Why Are They Needed?
PROJECTS NEEDING A BUILDING PERMIT
The Building Permit is the basic administrative device used in enforcing the laws that relate to building construction, repair or alteration. It is used to enforce the State Building Code, the national Electrical Code, the various plumbing codes, fire-limits ordinances, zoning ordinances, sign ordinances, and many other local ordinances relating to such activities. The permit system is enforced to protect the public health, safety and welfare.
To provide the means for the inspector to insure that the building project meets the minimum requirements according to the technical standards of the code.
When you call the inspection office, normally the first question you will be asked is, “What is the location of the project?”. This will ensure that you are within the jurisdiction of the Town of Ahoskie Inspection department. It will be followed by asking, “What are you planning to do?”. There are a number of variables concerning obtaining a Building Permit. Knowing the type of project that you are doing will guide the department in helping you obtain the correct permit.
Come by the office and complete an application describing the type of project, location, size, contractor’s name, ect. This information will assist the department in deciding what type permit(s) you will need and allow the Zoning Department, Electrical Department, Public Works Department, Fire Marshall and health Department opportunity to review your project for placement and type compliance.
Most building permits can be issued without delay, however, occasionally the permit review system may take up to three days, depending on the complexity of the project, before the permit can be issued.
(Residential) (Commercial) (General Inspections)
Once the permit has been approved you will pay a fee that is used, in part to help defray the cost of the inspectors time spent in application process, the review process and the on-site inspection process.
Once the permit has been issued you will need to post it in a window or other conspicuous place that is accessible to the inspector. The drawing(s) will remain available at the job site, and any changes must be brought to the attention of the inspector immediately.
Each and every required phase of construction, rough-in for each trade, other in-process inspections and final inspection, must be made in a timely manner by the inspector to make certain the work conforms to the applicable Code, the Building permit and approved plans.
6. CERTIFICATE OF OCCUPANCY:

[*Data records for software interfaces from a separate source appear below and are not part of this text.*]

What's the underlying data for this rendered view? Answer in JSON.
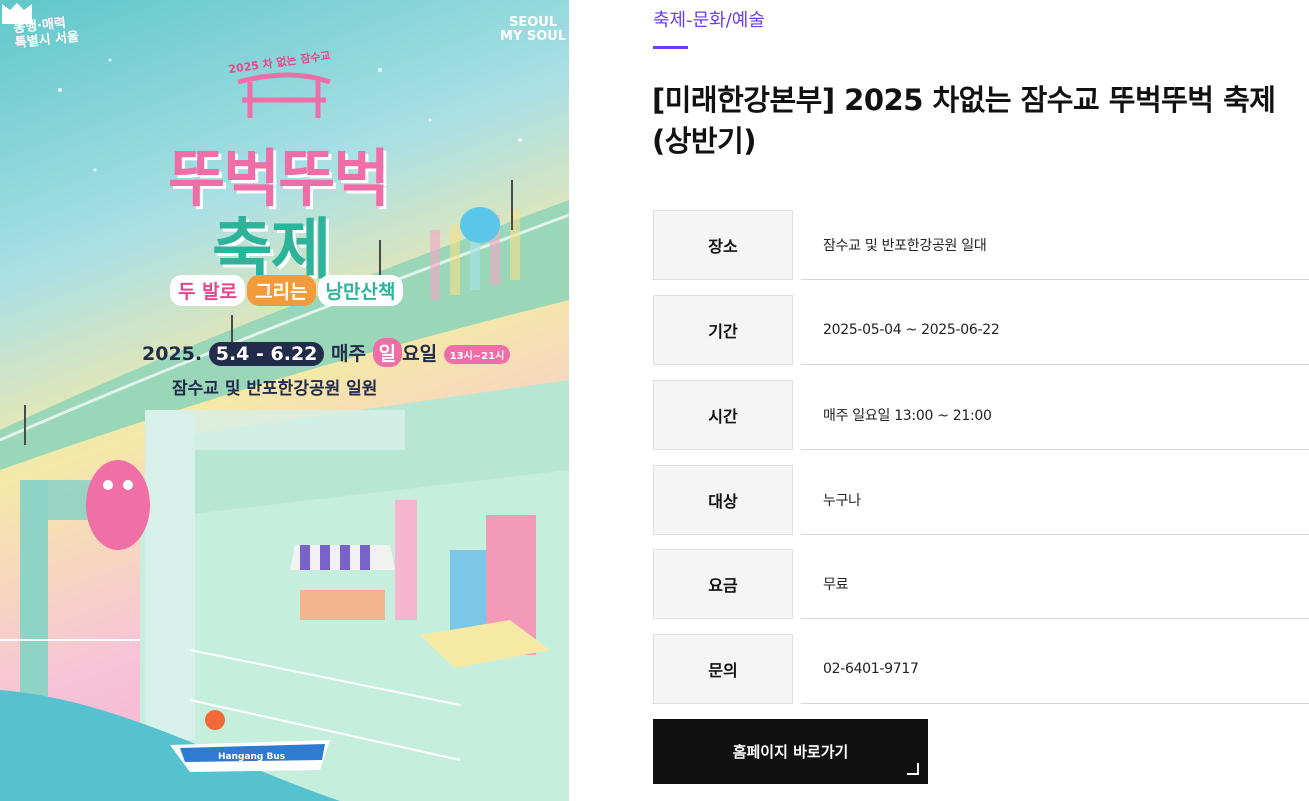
{
  "category": "축제-문화/예술",
  "title": "[미래한강본부] 2025 차없는 잠수교 뚜벅뚜벅 축제 (상반기)",
  "info": [
    {
      "label": "장소",
      "value": "잠수교 및 반포한강공원 일대"
    },
    {
      "label": "기간",
      "value": "2025-05-04 ~ 2025-06-22"
    },
    {
      "label": "시간",
      "value": "매주 일요일 13:00 ~ 21:00"
    },
    {
      "label": "대상",
      "value": "누구나"
    },
    {
      "label": "요금",
      "value": "무료"
    },
    {
      "label": "문의",
      "value": "02-6401-9717"
    }
  ],
  "homepage_button": "홈페이지 바로가기",
  "poster": {
    "slogan_line1": "동행·매력",
    "slogan_line2": "특별시 서울",
    "seoul_logo_line1": "SEOUL",
    "seoul_logo_line2": "MY SOUL",
    "subtitle": "2025 차 없는 잠수교",
    "title_line1": "뚜벅뚜벅",
    "title_line2": "축제",
    "tagline_1": "두 발로",
    "tagline_2": "그리는",
    "tagline_3": "낭만산책",
    "date_year": "2025.",
    "date_range": "5.4 - 6.22",
    "date_every": "매주",
    "date_day": "일",
    "date_day_suffix": "요일",
    "date_time": "13시~21시",
    "place": "잠수교 및 반포한강공원 일원",
    "bus_label": "Hangang Bus"
  },
  "colors": {
    "accent": "#6a3df0",
    "button_bg": "#111111",
    "label_bg": "#f5f5f5"
  }
}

Final inspection determining the code compliance is a valuable and necessary part of the construction process. Once code compliance is determined, the inspector will issue a Certificate of Occupancy which establishes that your project is completed. This document gives you permission to occupy the building knowing it has met the minimum safety standards.